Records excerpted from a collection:
►

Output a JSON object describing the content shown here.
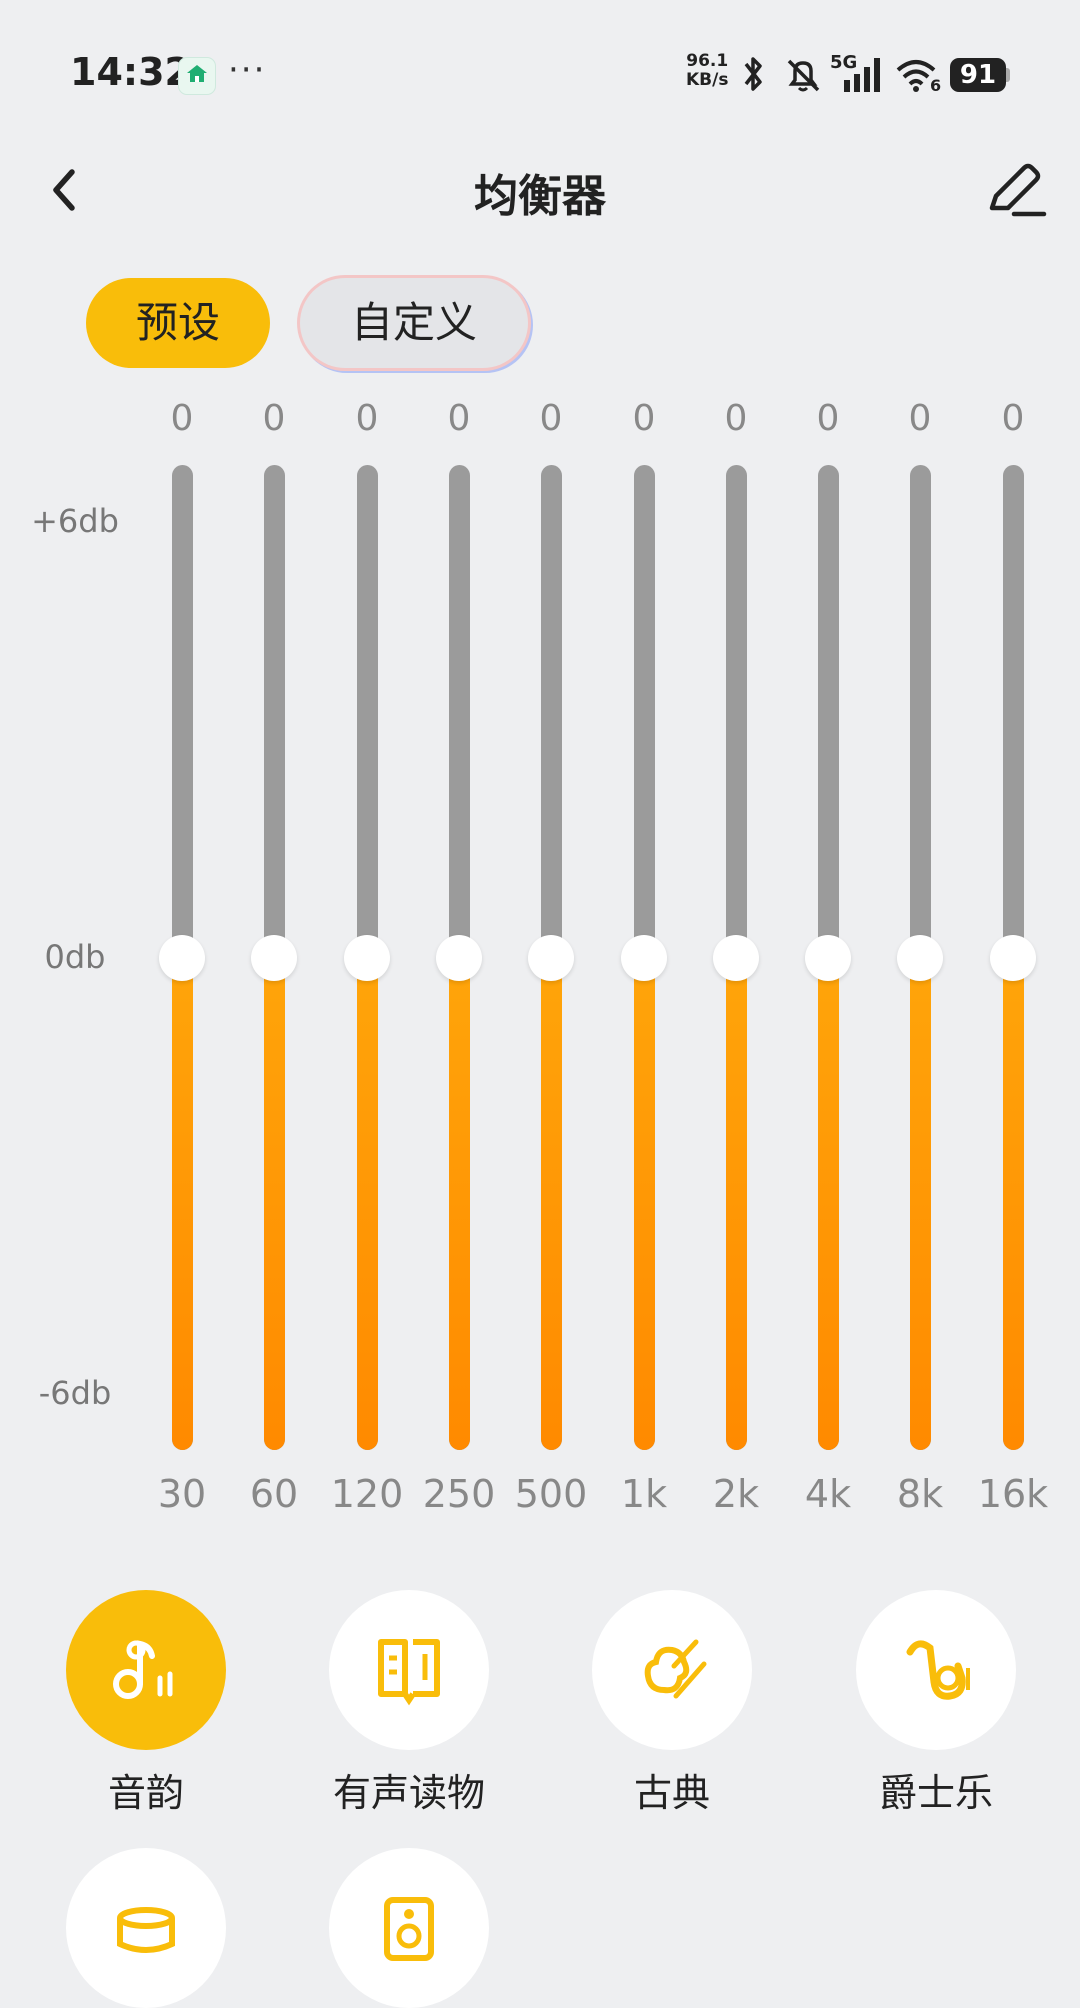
{
  "status_bar": {
    "time": "14:32",
    "more": "···",
    "net_speed_value": "96.1",
    "net_speed_unit": "KB/s",
    "network_type": "5G",
    "wifi_sub": "6",
    "battery": "91"
  },
  "header": {
    "title": "均衡器"
  },
  "tabs": {
    "preset": "预设",
    "custom": "自定义"
  },
  "db_scale": {
    "top": "+6db",
    "mid": "0db",
    "bottom": "-6db"
  },
  "bands": [
    {
      "freq": "30",
      "value": "0",
      "level_db": 0
    },
    {
      "freq": "60",
      "value": "0",
      "level_db": 0
    },
    {
      "freq": "120",
      "value": "0",
      "level_db": 0
    },
    {
      "freq": "250",
      "value": "0",
      "level_db": 0
    },
    {
      "freq": "500",
      "value": "0",
      "level_db": 0
    },
    {
      "freq": "1k",
      "value": "0",
      "level_db": 0
    },
    {
      "freq": "2k",
      "value": "0",
      "level_db": 0
    },
    {
      "freq": "4k",
      "value": "0",
      "level_db": 0
    },
    {
      "freq": "8k",
      "value": "0",
      "level_db": 0
    },
    {
      "freq": "16k",
      "value": "0",
      "level_db": 0
    }
  ],
  "presets": [
    {
      "label": "音韵",
      "icon": "music-note-icon",
      "active": true
    },
    {
      "label": "有声读物",
      "icon": "open-book-icon",
      "active": false
    },
    {
      "label": "古典",
      "icon": "violin-icon",
      "active": false
    },
    {
      "label": "爵士乐",
      "icon": "saxophone-icon",
      "active": false
    },
    {
      "label": "",
      "icon": "drum-icon",
      "active": false
    },
    {
      "label": "",
      "icon": "speaker-icon",
      "active": false
    }
  ],
  "colors": {
    "accent": "#f9bd0a",
    "fill": "#ff9a00",
    "track": "#9b9b9b",
    "background": "#eeeff1"
  }
}
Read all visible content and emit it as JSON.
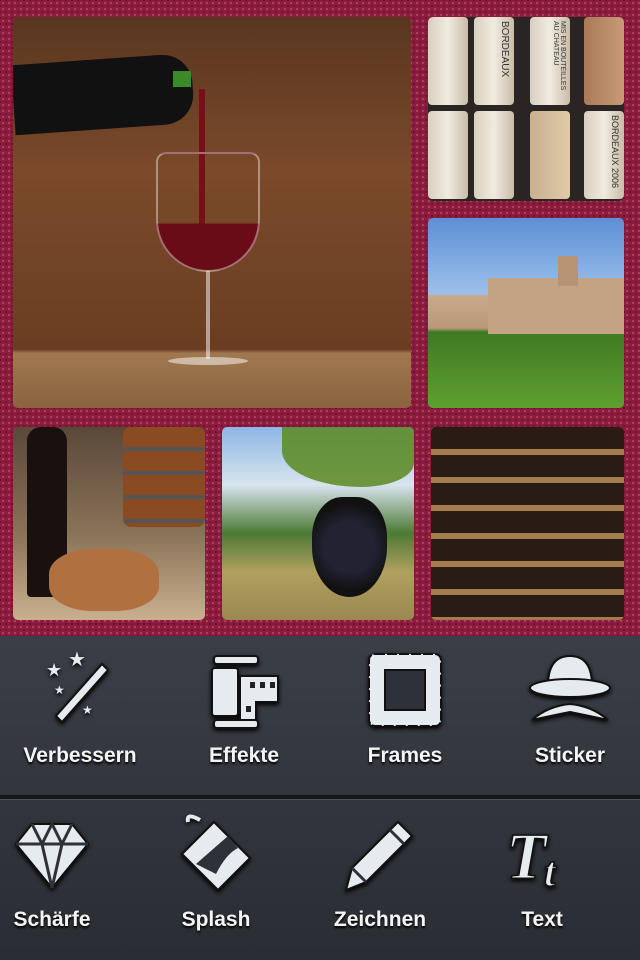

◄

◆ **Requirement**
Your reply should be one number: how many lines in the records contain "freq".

◆ **Output below**
10